The Bears drafted Georgia edge rusher Leonard Floyd. (AP)

Three months after John Fox’s former team won the Super Bowl with a spectacular collection of pass rushers, Bears GM Ryan Pace moved toward giving the coach a collection to call his own.

He paid to acquire Georgia linebacker Leonard Floyd, too, trading the Bears’ No. 11 overall pick and a fourth-rounder, No. 106, for the Buccaneers’ No. 9 selection on Thursday.

Fox had bemoaned his team’s lack of speed rush — particularly in nickel and dime formations, which they play more than half the time — during the offseason.

Floyd fixes that — even if, at 6-6, 244 pounds, he might not be well-equipped against the run.

“(Fox has) been pounding the table to add these kind of guys for awhile,” Pace said. “And we talk during the season: ‘Hey, Ryan, we gotta get off the field on third down, we gotta get off the field on third down.’

“We needed guys to help us in that area and this is the type of player that can help that, add a major pass rush threat to our defense.”

Floyd will play outside linebacker in the 3-4, though Pace noted that he rushed inside at Georgia, too.
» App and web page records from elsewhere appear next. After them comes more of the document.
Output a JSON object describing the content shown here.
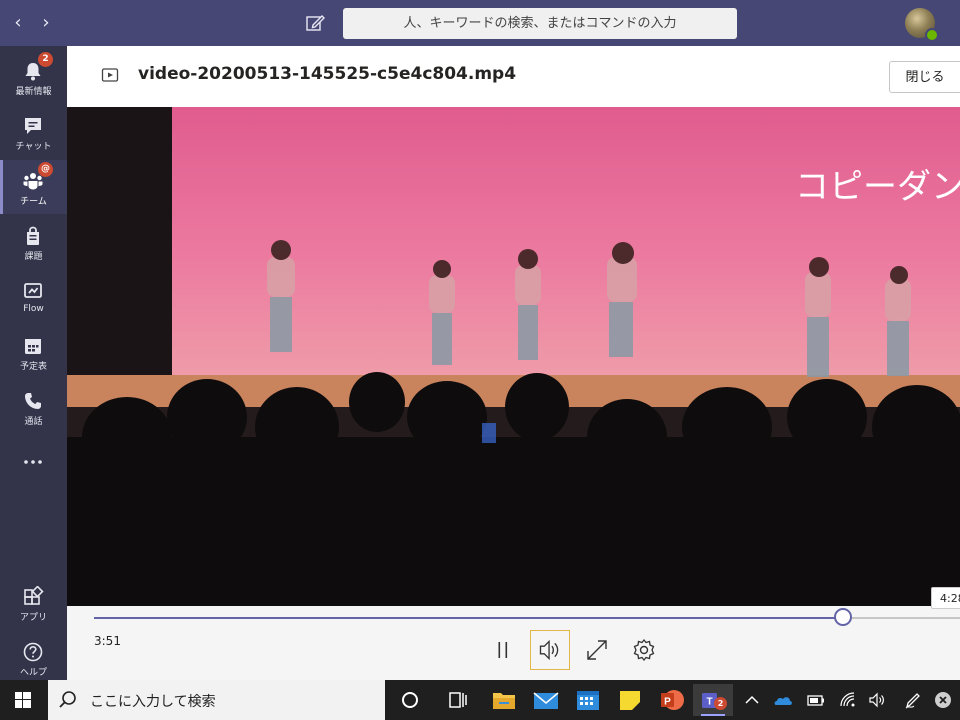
{
  "topbar": {
    "back_icon": "chevron-left-icon",
    "forward_icon": "chevron-right-icon",
    "compose_icon": "compose-icon",
    "search_placeholder": "人、キーワードの検索、またはコマンドの入力",
    "colors": {
      "bar": "#464775",
      "presence": "#6bb700"
    }
  },
  "rail": {
    "items": [
      {
        "label": "最新情報",
        "icon": "bell-icon",
        "badge": "2"
      },
      {
        "label": "チャット",
        "icon": "chat-icon"
      },
      {
        "label": "チーム",
        "icon": "teams-icon",
        "badge": "@",
        "active": true
      },
      {
        "label": "課題",
        "icon": "assignments-icon"
      },
      {
        "label": "Flow",
        "icon": "flow-icon"
      },
      {
        "label": "予定表",
        "icon": "calendar-icon"
      },
      {
        "label": "通話",
        "icon": "phone-icon"
      },
      {
        "label": "",
        "icon": "more-icon"
      },
      {
        "label": "アプリ",
        "icon": "apps-icon"
      },
      {
        "label": "ヘルプ",
        "icon": "help-icon"
      }
    ],
    "colors": {
      "bg": "#33344a",
      "badge": "#cc4a31"
    }
  },
  "viewer": {
    "file_icon": "video-file-icon",
    "filename": "video-20200513-145525-c5e4c804.mp4",
    "close_label": "閉じる"
  },
  "video_overlay_text": "コピーダンス",
  "player": {
    "current_time": "3:51",
    "hover_time": "4:28",
    "progress": 0.865,
    "buttons": [
      "pause-icon",
      "volume-icon",
      "fullscreen-icon",
      "settings-icon"
    ],
    "colors": {
      "accent": "#6264a7",
      "focus": "#e3b54a"
    }
  },
  "taskbar": {
    "search_text": "ここに入力して検索",
    "apps": [
      "cortana-icon",
      "task-view-icon",
      "file-explorer-icon",
      "mail-icon",
      "calendar-app-icon",
      "sticky-notes-icon",
      "powerpoint-icon",
      "teams-app-icon"
    ],
    "teams_badge": "2",
    "tray": [
      "chevron-up-icon",
      "onedrive-icon",
      "battery-icon",
      "wifi-icon",
      "speaker-icon",
      "pen-icon",
      "notification-close-icon"
    ]
  }
}
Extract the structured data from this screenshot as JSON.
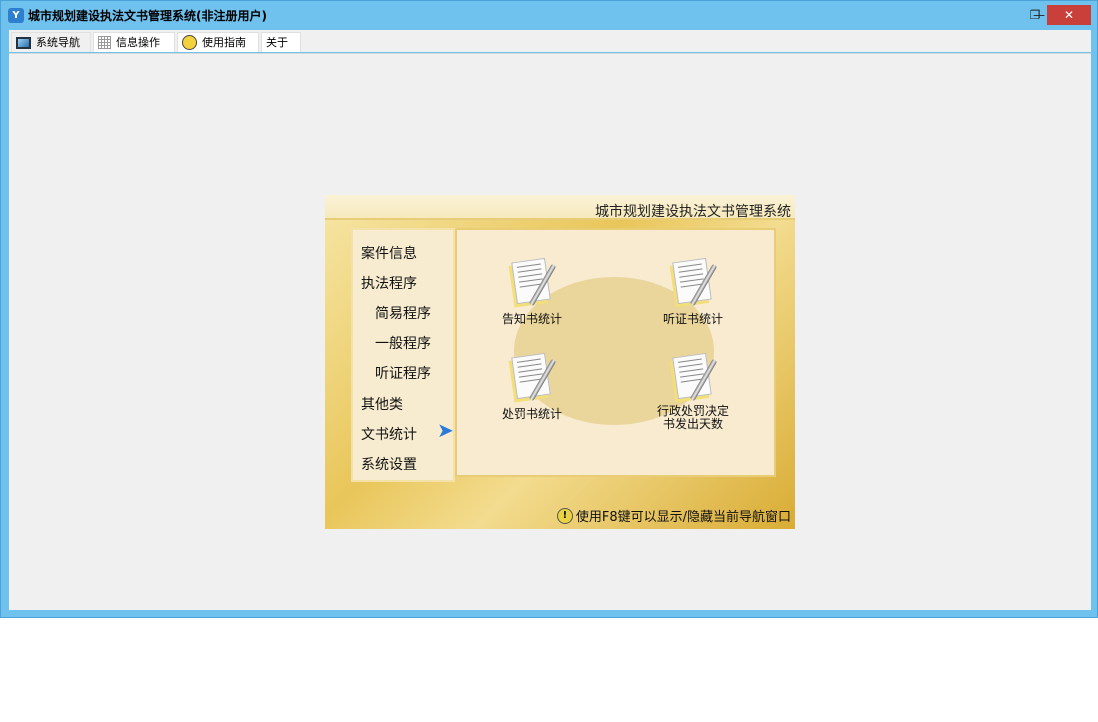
{
  "window": {
    "title": "城市规划建设执法文书管理系统(非注册用户)",
    "minimize": "—",
    "restore": "❐",
    "close": "✕"
  },
  "tabs": [
    {
      "label": "系统导航"
    },
    {
      "label": "信息操作"
    },
    {
      "label": "使用指南"
    },
    {
      "label": "关于"
    }
  ],
  "panel": {
    "title": "城市规划建设执法文书管理系统",
    "menu": [
      "案件信息",
      "执法程序",
      "简易程序",
      "一般程序",
      "听证程序",
      "其他类",
      "文书统计",
      "系统设置"
    ],
    "items": [
      "告知书统计",
      "听证书统计",
      "处罚书统计",
      "行政处罚决定\n书发出天数"
    ],
    "hint": "使用F8键可以显示/隐藏当前导航窗口"
  }
}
Think Pernell McPhee, the Swiss Army knife defender signed away from the Ravens last offseason.

The Bears jumped at Floyd because they feared the Giants nab take him with the 10th pick. Pace called Buccaneers GM Jason Licht in the two days leading up to the draft and when they were on the clock.

Floyd, though, believed the Bears were his team.

“They showed me the most love out of any of the other teams I’ve been to,” he said on the phone.

Instead of attending the Auditorium Theatre downtown, Floyd stayed in Georgia — he wanted to be with family, and it was cheaper. He will fly to Halas Hall on Friday.

Skeptics said Floyd needed to improve his strength to handle the NFL run game, and Floyd acknowledges as much. He was a pass-rush specialist in college, leading the Bulldogs with 4 ½ sacks last year.

The Bears have done body analysis on Floyd, but say they’ll keep him around 240 pounds or so.

“When you see him playing the run on the edge of the defense, he uses his hands really well and he plays with such great separation that it’s hard for guys to get into him,” Pace said. “I think that helps him a lot even though he’s a little thinner framed.”

At the NFL Scouting Combine, he ran a 4.60 40-yard dash, jumped 39.5 inches high and 127 inches across. The Bears are intrigued by his arm length, too — they’re 33 1/8 inches.

“Arm length, we find, is critical for almost every single position,” Pace said.

The Bears are banking on that, and other measurables, as they continue to build Fox a collection of pass-rushers.

“(He) brings some juice to our defense that we need,” Pace said, “and will definitely help our pass rush.”